■ Extracted information ■

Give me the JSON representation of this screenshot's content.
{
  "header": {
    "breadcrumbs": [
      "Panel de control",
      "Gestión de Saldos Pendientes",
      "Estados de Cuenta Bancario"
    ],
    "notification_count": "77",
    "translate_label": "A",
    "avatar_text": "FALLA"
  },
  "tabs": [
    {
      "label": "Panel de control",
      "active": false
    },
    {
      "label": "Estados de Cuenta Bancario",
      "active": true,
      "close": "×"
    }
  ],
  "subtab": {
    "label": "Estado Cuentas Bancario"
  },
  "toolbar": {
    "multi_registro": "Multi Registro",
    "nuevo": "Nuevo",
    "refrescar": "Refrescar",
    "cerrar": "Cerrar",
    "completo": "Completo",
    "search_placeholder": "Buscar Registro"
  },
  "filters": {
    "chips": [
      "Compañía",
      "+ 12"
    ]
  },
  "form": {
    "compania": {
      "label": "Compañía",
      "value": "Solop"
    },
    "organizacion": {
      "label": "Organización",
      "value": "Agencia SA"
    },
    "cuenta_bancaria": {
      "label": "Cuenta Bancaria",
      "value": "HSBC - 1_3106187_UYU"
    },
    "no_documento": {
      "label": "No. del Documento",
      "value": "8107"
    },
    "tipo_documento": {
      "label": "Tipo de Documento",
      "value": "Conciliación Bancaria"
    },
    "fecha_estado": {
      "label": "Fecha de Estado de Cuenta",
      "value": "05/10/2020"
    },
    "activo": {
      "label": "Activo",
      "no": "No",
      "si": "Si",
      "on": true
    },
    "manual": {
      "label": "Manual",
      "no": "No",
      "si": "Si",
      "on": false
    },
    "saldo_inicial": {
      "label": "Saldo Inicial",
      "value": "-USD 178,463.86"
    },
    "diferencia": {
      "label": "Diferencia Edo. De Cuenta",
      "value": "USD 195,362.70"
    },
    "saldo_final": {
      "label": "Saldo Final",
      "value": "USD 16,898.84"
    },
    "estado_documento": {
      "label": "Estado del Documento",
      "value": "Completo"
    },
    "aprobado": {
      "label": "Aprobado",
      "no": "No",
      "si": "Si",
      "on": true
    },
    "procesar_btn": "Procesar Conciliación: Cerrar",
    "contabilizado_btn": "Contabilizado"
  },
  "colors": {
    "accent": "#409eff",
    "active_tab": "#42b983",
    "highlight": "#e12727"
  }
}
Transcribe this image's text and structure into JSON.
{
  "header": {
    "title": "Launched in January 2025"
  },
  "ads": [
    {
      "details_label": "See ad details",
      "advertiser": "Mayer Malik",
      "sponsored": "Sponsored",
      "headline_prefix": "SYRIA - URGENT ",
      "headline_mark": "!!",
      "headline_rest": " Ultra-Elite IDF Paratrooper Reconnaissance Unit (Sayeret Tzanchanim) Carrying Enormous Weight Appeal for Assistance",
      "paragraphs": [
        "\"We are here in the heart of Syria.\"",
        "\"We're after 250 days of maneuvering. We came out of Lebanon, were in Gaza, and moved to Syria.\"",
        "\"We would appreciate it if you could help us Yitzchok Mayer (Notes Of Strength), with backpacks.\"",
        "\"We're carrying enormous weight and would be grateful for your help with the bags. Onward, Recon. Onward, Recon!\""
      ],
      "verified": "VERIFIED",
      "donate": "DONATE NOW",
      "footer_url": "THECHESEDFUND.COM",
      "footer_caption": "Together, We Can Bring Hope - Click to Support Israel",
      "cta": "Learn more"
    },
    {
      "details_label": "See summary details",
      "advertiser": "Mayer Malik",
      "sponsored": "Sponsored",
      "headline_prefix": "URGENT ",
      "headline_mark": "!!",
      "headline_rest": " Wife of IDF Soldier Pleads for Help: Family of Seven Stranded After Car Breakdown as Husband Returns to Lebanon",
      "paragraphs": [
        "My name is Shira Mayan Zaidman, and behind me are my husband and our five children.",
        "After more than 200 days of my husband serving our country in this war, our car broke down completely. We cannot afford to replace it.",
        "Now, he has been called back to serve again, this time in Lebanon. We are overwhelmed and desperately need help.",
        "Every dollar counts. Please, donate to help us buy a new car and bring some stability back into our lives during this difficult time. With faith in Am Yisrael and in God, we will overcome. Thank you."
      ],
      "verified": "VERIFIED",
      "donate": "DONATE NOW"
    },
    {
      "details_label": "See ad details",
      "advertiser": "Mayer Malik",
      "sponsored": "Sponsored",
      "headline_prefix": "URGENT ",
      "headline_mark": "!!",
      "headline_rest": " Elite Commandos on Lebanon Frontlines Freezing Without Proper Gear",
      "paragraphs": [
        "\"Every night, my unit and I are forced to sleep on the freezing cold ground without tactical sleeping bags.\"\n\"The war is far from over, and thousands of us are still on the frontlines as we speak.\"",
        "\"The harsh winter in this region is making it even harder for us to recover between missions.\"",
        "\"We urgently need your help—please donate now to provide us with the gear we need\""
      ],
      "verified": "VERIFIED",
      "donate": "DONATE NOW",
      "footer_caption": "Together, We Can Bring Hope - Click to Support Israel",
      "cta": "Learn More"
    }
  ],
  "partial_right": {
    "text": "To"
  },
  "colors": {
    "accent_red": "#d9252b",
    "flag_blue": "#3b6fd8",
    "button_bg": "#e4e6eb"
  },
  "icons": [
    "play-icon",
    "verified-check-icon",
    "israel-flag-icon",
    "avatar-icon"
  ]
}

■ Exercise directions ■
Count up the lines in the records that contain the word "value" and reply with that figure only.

■ Written answer ■
10